Problem requirements = Would you copy each line of the records that includes the word "JSON"?

Exercise materials =

========

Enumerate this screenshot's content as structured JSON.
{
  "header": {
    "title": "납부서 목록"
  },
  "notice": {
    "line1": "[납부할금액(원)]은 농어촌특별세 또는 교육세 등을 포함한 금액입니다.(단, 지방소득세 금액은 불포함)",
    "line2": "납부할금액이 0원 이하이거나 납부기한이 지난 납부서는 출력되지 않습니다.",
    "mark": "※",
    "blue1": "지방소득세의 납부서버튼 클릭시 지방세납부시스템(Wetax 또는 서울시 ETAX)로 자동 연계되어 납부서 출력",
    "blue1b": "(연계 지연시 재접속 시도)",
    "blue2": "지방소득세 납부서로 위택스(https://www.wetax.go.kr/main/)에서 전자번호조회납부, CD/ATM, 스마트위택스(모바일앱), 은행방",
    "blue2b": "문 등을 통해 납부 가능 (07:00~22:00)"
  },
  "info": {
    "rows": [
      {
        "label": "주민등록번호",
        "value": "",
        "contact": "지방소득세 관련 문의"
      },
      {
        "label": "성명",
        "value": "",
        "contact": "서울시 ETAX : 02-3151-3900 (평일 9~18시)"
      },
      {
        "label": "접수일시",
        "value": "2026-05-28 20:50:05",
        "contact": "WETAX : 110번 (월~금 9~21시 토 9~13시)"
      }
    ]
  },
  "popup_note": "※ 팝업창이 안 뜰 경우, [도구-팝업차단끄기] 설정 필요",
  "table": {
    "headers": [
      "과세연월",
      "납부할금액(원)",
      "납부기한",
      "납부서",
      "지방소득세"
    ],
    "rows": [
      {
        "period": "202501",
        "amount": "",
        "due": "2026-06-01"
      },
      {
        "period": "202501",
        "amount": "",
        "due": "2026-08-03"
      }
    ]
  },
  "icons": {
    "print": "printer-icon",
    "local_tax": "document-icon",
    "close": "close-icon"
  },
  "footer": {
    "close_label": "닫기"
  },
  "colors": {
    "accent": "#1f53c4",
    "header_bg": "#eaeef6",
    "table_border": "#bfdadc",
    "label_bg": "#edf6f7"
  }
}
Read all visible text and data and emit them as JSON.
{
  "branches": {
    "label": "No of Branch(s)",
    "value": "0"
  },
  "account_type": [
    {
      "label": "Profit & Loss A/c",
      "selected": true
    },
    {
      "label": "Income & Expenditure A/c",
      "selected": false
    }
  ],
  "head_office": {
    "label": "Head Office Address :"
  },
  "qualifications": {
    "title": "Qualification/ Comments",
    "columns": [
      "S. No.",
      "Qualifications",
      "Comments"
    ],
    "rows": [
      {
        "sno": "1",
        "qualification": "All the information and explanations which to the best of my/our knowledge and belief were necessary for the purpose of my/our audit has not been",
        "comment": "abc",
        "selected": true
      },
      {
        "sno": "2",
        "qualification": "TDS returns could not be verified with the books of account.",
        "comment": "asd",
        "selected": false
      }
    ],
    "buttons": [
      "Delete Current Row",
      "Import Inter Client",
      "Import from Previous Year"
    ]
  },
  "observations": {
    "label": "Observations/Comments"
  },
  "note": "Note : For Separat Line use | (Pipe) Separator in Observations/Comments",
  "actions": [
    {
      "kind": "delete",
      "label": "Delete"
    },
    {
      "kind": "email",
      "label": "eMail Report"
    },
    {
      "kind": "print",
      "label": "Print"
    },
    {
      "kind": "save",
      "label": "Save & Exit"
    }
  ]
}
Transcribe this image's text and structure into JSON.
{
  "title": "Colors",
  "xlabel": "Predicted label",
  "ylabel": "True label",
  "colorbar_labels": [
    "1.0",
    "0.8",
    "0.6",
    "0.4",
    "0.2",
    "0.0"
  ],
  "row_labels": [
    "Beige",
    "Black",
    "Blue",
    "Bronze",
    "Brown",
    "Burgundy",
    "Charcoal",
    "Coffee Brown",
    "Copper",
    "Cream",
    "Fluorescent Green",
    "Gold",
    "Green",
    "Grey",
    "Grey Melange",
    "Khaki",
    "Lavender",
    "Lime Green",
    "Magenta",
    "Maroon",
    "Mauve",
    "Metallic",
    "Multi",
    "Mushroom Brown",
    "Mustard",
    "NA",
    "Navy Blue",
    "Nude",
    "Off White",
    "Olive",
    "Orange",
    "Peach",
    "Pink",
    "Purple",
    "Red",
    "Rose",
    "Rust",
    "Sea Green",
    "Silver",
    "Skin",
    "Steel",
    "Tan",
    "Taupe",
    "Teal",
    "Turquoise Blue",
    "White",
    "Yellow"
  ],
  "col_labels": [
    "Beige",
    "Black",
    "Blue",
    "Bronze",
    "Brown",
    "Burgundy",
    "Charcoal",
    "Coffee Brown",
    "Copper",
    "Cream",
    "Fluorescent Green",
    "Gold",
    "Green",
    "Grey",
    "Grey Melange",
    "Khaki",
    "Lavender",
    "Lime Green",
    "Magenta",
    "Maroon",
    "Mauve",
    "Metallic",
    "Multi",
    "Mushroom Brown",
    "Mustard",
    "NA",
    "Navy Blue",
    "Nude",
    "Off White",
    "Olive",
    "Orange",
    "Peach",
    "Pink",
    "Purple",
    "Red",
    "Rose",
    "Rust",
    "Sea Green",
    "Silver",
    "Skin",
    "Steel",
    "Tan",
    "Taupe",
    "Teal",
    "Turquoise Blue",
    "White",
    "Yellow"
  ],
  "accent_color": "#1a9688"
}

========

Answer to this exercise =
Enumerate this screenshot's content as structured JSON.
Read all visible text and data and emit them as JSON.
Transcribe this image's text and structure into JSON.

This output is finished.